Look through the entries below and count the lines that contain "true". Reply with that number only.

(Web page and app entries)
►

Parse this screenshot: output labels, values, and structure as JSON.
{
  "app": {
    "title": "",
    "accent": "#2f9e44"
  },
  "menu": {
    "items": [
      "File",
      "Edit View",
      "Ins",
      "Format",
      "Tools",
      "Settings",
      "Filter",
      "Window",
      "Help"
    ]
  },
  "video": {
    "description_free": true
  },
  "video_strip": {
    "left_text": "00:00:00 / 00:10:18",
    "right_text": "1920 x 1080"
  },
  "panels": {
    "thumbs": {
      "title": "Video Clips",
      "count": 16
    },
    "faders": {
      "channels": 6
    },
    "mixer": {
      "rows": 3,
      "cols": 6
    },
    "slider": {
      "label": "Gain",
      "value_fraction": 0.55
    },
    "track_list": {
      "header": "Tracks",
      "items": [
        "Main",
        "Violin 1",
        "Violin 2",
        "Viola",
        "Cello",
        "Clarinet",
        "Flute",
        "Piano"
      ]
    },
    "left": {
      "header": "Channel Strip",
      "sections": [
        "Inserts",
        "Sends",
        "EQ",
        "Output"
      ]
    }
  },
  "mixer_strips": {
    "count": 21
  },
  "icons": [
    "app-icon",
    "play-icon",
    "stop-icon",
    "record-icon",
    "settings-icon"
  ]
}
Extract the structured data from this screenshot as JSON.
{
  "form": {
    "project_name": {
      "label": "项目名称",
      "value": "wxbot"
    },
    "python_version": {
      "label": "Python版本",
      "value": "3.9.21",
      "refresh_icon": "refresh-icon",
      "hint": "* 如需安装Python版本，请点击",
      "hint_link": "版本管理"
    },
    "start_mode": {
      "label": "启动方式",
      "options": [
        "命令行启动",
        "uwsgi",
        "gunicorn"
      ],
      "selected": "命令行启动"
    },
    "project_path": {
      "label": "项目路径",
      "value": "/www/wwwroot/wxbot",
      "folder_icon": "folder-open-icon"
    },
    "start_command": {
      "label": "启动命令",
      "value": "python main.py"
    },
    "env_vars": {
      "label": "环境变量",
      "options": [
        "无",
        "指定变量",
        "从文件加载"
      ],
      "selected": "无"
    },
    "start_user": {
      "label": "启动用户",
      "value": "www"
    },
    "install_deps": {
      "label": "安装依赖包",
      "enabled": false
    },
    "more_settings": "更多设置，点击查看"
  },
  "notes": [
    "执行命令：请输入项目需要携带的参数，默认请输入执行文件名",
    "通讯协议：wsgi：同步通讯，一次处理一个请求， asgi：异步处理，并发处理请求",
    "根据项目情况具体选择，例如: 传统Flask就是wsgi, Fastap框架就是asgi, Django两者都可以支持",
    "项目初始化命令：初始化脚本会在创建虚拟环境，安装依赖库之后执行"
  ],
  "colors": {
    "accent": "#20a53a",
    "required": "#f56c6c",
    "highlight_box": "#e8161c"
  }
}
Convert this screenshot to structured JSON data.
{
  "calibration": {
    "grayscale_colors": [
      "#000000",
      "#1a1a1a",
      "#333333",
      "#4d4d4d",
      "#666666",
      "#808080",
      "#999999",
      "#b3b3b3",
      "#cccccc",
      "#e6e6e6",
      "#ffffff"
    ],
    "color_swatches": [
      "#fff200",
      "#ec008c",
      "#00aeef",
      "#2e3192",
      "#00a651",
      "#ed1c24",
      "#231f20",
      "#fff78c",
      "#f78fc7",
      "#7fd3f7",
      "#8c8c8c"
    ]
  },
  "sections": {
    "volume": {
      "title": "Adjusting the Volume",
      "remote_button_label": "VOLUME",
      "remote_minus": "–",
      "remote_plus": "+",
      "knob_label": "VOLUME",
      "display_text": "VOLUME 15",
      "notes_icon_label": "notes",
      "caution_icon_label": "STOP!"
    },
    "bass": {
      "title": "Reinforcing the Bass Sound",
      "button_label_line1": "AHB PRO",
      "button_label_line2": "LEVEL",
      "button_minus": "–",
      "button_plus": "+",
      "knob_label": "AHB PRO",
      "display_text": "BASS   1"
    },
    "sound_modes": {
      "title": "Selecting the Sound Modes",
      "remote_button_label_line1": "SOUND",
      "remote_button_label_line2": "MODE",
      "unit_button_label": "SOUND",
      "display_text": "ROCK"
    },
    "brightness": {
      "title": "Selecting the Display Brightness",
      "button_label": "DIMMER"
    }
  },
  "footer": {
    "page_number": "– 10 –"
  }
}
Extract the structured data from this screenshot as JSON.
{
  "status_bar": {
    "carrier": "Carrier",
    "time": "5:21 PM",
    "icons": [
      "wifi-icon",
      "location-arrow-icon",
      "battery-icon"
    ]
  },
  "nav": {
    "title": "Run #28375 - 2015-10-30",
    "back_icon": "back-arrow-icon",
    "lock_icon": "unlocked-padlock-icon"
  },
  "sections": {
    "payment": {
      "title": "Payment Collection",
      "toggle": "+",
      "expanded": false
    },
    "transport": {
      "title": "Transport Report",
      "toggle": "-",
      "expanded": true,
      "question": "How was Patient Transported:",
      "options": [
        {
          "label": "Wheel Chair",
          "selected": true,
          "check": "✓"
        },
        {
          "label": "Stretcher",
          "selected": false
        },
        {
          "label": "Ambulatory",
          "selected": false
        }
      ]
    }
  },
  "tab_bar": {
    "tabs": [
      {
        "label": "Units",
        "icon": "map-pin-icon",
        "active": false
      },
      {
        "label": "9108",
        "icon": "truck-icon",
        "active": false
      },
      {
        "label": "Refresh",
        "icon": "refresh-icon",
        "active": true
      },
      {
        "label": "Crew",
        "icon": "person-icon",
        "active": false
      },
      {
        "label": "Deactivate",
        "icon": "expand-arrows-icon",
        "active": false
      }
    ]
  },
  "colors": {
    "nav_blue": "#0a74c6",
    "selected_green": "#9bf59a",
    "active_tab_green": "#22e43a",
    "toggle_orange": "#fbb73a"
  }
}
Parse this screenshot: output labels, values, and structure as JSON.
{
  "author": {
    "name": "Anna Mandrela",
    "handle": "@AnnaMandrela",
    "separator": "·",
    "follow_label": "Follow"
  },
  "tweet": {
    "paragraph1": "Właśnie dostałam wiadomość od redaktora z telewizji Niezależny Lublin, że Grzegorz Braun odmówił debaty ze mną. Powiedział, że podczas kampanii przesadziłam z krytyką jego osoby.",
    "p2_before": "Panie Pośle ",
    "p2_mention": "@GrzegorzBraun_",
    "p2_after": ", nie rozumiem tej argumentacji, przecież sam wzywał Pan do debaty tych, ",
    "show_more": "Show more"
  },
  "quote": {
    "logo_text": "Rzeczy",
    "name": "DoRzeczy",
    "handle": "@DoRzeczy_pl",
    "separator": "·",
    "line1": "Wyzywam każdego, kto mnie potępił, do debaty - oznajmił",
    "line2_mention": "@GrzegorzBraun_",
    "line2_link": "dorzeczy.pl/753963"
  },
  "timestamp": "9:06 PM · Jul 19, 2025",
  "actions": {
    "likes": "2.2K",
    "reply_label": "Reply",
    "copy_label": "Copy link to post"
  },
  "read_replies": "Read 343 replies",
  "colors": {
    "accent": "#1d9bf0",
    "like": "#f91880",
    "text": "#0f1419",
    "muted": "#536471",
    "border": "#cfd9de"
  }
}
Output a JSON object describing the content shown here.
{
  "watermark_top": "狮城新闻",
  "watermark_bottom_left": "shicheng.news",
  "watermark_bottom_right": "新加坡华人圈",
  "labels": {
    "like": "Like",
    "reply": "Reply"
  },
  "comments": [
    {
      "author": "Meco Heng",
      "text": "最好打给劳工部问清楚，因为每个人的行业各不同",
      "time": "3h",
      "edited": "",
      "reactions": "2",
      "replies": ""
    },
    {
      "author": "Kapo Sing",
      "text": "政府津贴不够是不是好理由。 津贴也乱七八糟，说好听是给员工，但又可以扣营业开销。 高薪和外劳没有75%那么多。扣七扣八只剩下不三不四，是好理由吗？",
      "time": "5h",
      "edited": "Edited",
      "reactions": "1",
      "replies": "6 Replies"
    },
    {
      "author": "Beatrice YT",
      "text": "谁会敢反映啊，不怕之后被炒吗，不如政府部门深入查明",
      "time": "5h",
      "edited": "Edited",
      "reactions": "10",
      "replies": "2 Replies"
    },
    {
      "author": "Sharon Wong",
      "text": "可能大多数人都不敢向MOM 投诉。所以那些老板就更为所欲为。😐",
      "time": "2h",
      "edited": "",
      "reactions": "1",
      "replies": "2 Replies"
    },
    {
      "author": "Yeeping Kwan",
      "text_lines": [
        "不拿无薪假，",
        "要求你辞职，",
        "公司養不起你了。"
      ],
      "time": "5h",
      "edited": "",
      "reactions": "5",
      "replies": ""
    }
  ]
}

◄

● Answer section: 4